What you need to do ->
Repeat the data in full. Drop every picture.

Data for this task ->
= = = =

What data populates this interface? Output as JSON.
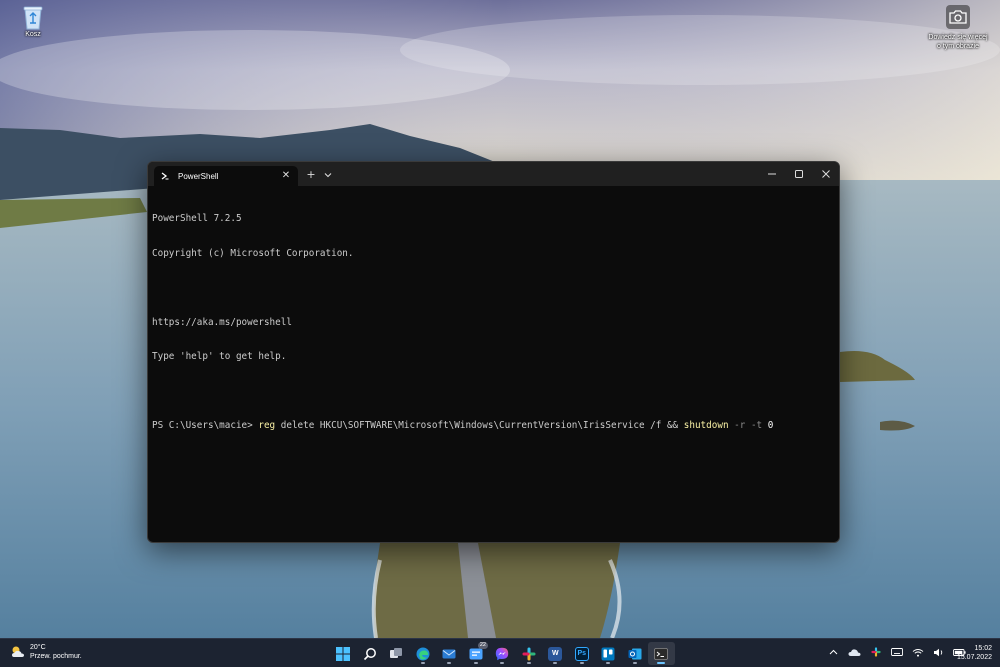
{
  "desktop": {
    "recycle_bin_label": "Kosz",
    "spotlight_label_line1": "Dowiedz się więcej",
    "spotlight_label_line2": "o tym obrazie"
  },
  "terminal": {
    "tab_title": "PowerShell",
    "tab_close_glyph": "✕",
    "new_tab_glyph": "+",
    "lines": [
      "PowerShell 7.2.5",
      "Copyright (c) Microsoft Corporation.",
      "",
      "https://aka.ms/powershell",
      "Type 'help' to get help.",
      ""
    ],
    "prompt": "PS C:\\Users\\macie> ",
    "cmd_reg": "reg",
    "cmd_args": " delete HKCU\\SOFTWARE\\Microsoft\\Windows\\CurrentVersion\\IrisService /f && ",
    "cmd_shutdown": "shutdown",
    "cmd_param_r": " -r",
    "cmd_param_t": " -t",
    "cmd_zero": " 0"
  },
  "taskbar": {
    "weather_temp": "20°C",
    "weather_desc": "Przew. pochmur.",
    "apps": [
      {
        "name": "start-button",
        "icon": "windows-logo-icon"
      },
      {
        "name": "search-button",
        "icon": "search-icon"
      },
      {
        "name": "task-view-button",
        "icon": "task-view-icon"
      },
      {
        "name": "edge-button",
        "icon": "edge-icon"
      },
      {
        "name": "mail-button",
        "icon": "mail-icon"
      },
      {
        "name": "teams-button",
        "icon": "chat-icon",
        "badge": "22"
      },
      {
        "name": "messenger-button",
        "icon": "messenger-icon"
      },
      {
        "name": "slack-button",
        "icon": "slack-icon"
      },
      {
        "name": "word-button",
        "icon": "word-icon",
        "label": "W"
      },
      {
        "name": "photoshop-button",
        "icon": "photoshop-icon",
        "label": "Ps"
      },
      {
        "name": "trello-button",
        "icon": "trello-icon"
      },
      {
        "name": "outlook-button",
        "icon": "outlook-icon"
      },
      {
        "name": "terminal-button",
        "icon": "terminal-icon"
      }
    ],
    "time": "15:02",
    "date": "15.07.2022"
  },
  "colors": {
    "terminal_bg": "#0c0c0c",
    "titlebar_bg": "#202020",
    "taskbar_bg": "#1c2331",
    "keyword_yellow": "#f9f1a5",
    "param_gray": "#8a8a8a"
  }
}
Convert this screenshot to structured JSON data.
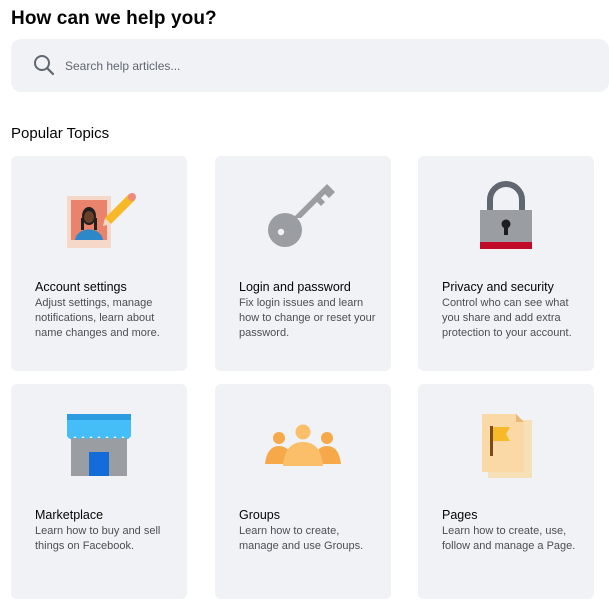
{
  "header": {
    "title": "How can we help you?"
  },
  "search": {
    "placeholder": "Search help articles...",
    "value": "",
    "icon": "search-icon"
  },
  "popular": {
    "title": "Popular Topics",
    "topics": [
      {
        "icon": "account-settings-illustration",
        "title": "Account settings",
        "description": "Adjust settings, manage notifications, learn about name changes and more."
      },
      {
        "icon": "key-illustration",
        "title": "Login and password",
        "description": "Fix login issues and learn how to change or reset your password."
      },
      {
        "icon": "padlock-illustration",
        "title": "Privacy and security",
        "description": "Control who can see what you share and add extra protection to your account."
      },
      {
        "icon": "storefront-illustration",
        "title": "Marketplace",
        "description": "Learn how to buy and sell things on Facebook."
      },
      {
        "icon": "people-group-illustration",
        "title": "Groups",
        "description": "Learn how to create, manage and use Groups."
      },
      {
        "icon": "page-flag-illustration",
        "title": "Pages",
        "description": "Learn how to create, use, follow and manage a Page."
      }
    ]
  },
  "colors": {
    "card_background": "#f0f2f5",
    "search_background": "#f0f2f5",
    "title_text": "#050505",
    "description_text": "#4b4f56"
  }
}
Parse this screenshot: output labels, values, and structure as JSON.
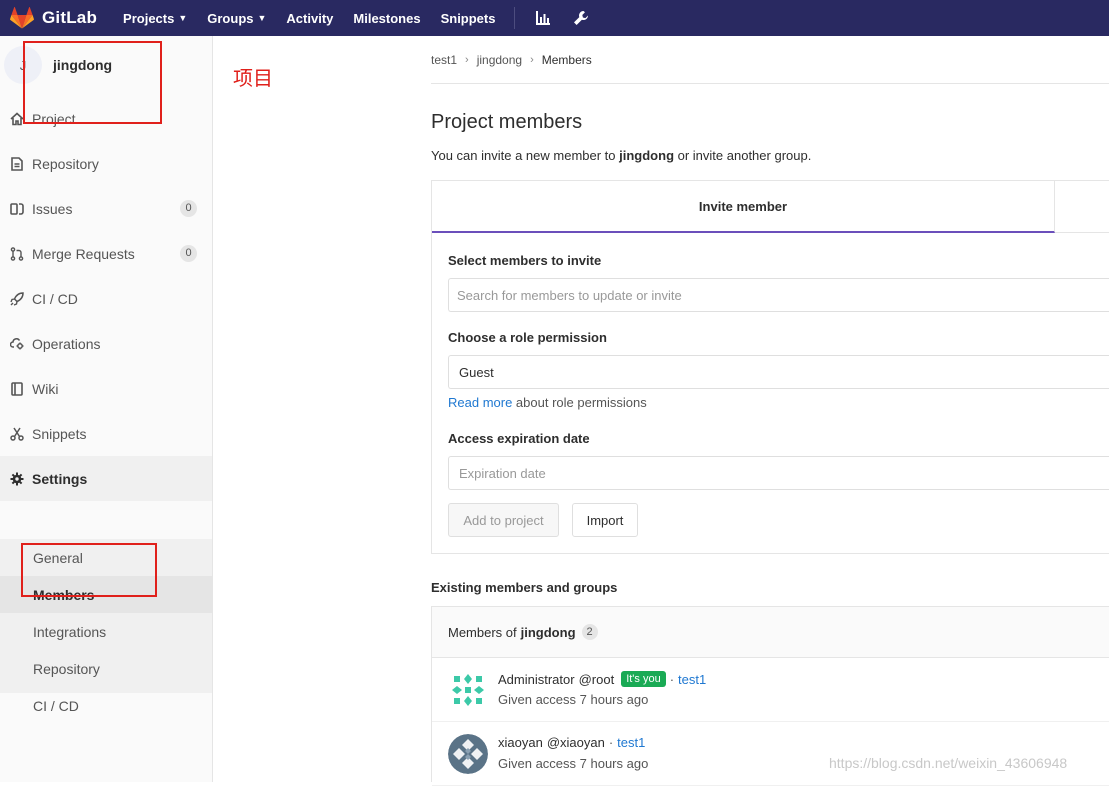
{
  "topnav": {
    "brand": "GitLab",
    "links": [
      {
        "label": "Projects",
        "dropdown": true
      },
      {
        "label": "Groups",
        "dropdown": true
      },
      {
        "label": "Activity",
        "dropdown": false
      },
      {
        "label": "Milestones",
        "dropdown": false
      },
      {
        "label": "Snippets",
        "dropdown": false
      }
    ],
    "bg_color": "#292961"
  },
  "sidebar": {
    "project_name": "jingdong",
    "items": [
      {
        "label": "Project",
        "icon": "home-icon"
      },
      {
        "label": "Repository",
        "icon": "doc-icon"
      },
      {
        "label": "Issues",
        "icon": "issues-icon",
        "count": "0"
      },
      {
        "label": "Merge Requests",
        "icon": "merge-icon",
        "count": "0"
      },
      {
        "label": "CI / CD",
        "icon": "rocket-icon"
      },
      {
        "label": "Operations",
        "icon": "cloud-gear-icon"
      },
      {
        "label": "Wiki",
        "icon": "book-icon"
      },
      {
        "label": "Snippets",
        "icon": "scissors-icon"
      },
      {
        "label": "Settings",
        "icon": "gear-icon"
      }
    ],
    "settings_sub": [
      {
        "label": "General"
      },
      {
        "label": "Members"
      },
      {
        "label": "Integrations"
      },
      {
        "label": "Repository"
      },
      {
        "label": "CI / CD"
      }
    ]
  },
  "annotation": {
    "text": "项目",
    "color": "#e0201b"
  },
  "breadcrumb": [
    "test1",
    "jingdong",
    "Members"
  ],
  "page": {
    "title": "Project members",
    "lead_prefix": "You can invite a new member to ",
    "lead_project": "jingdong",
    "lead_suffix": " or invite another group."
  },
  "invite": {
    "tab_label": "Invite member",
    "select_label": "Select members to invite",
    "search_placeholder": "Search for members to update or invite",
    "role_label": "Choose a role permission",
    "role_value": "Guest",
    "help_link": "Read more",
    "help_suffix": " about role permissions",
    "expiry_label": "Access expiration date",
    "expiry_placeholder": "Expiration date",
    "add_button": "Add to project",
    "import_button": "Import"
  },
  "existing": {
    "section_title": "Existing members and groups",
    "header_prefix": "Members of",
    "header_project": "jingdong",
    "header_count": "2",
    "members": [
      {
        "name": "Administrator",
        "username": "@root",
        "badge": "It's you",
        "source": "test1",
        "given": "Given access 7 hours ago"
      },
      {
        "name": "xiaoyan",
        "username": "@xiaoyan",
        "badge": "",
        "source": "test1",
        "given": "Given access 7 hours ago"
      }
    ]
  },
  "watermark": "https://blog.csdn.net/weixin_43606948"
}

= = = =

Worked solution ->
What data populates this interface? Output as JSON.
{
  "desktop": {
    "recycle_bin_label": "Kosz",
    "spotlight_label_line1": "Dowiedz się więcej",
    "spotlight_label_line2": "o tym obrazie"
  },
  "terminal": {
    "tab_title": "PowerShell",
    "tab_close_glyph": "✕",
    "new_tab_glyph": "+",
    "lines": [
      "PowerShell 7.2.5",
      "Copyright (c) Microsoft Corporation.",
      "",
      "https://aka.ms/powershell",
      "Type 'help' to get help.",
      ""
    ],
    "prompt": "PS C:\\Users\\macie> ",
    "cmd_reg": "reg",
    "cmd_args": " delete HKCU\\SOFTWARE\\Microsoft\\Windows\\CurrentVersion\\IrisService /f && ",
    "cmd_shutdown": "shutdown",
    "cmd_param_r": " -r",
    "cmd_param_t": " -t",
    "cmd_zero": " 0"
  },
  "taskbar": {
    "weather_temp": "20°C",
    "weather_desc": "Przew. pochmur.",
    "apps": [
      {
        "name": "start-button",
        "icon": "windows-logo-icon"
      },
      {
        "name": "search-button",
        "icon": "search-icon"
      },
      {
        "name": "task-view-button",
        "icon": "task-view-icon"
      },
      {
        "name": "edge-button",
        "icon": "edge-icon"
      },
      {
        "name": "mail-button",
        "icon": "mail-icon"
      },
      {
        "name": "teams-button",
        "icon": "chat-icon",
        "badge": "22"
      },
      {
        "name": "messenger-button",
        "icon": "messenger-icon"
      },
      {
        "name": "slack-button",
        "icon": "slack-icon"
      },
      {
        "name": "word-button",
        "icon": "word-icon",
        "label": "W"
      },
      {
        "name": "photoshop-button",
        "icon": "photoshop-icon",
        "label": "Ps"
      },
      {
        "name": "trello-button",
        "icon": "trello-icon"
      },
      {
        "name": "outlook-button",
        "icon": "outlook-icon"
      },
      {
        "name": "terminal-button",
        "icon": "terminal-icon"
      }
    ],
    "time": "15:02",
    "date": "15.07.2022"
  },
  "colors": {
    "terminal_bg": "#0c0c0c",
    "titlebar_bg": "#202020",
    "taskbar_bg": "#1c2331",
    "keyword_yellow": "#f9f1a5",
    "param_gray": "#8a8a8a"
  }
}
Convert this screenshot to structured JSON data.
{
  "header": {
    "title": "How can we help you?"
  },
  "search": {
    "placeholder": "Search help articles...",
    "value": "",
    "icon": "search-icon"
  },
  "popular": {
    "title": "Popular Topics",
    "topics": [
      {
        "icon": "account-settings-illustration",
        "title": "Account settings",
        "description": "Adjust settings, manage notifications, learn about name changes and more."
      },
      {
        "icon": "key-illustration",
        "title": "Login and password",
        "description": "Fix login issues and learn how to change or reset your password."
      },
      {
        "icon": "padlock-illustration",
        "title": "Privacy and security",
        "description": "Control who can see what you share and add extra protection to your account."
      },
      {
        "icon": "storefront-illustration",
        "title": "Marketplace",
        "description": "Learn how to buy and sell things on Facebook."
      },
      {
        "icon": "people-group-illustration",
        "title": "Groups",
        "description": "Learn how to create, manage and use Groups."
      },
      {
        "icon": "page-flag-illustration",
        "title": "Pages",
        "description": "Learn how to create, use, follow and manage a Page."
      }
    ]
  },
  "colors": {
    "card_background": "#f0f2f5",
    "search_background": "#f0f2f5",
    "title_text": "#050505",
    "description_text": "#4b4f56"
  }
}
Parse this screenshot: output labels, values, and structure as JSON.
{
  "topnav": {
    "brand": "GitLab",
    "links": [
      {
        "label": "Projects",
        "dropdown": true
      },
      {
        "label": "Groups",
        "dropdown": true
      },
      {
        "label": "Activity",
        "dropdown": false
      },
      {
        "label": "Milestones",
        "dropdown": false
      },
      {
        "label": "Snippets",
        "dropdown": false
      }
    ],
    "bg_color": "#292961"
  },
  "sidebar": {
    "project_name": "jingdong",
    "items": [
      {
        "label": "Project",
        "icon": "home-icon"
      },
      {
        "label": "Repository",
        "icon": "doc-icon"
      },
      {
        "label": "Issues",
        "icon": "issues-icon",
        "count": "0"
      },
      {
        "label": "Merge Requests",
        "icon": "merge-icon",
        "count": "0"
      },
      {
        "label": "CI / CD",
        "icon": "rocket-icon"
      },
      {
        "label": "Operations",
        "icon": "cloud-gear-icon"
      },
      {
        "label": "Wiki",
        "icon": "book-icon"
      },
      {
        "label": "Snippets",
        "icon": "scissors-icon"
      },
      {
        "label": "Settings",
        "icon": "gear-icon"
      }
    ],
    "settings_sub": [
      {
        "label": "General"
      },
      {
        "label": "Members"
      },
      {
        "label": "Integrations"
      },
      {
        "label": "Repository"
      },
      {
        "label": "CI / CD"
      }
    ]
  },
  "annotation": {
    "text": "项目",
    "color": "#e0201b"
  },
  "breadcrumb": [
    "test1",
    "jingdong",
    "Members"
  ],
  "page": {
    "title": "Project members",
    "lead_prefix": "You can invite a new member to ",
    "lead_project": "jingdong",
    "lead_suffix": " or invite another group."
  },
  "invite": {
    "tab_label": "Invite member",
    "select_label": "Select members to invite",
    "search_placeholder": "Search for members to update or invite",
    "role_label": "Choose a role permission",
    "role_value": "Guest",
    "help_link": "Read more",
    "help_suffix": " about role permissions",
    "expiry_label": "Access expiration date",
    "expiry_placeholder": "Expiration date",
    "add_button": "Add to project",
    "import_button": "Import"
  },
  "existing": {
    "section_title": "Existing members and groups",
    "header_prefix": "Members of",
    "header_project": "jingdong",
    "header_count": "2",
    "members": [
      {
        "name": "Administrator",
        "username": "@root",
        "badge": "It's you",
        "source": "test1",
        "given": "Given access 7 hours ago"
      },
      {
        "name": "xiaoyan",
        "username": "@xiaoyan",
        "badge": "",
        "source": "test1",
        "given": "Given access 7 hours ago"
      }
    ]
  },
  "watermark": "https://blog.csdn.net/weixin_43606948"
}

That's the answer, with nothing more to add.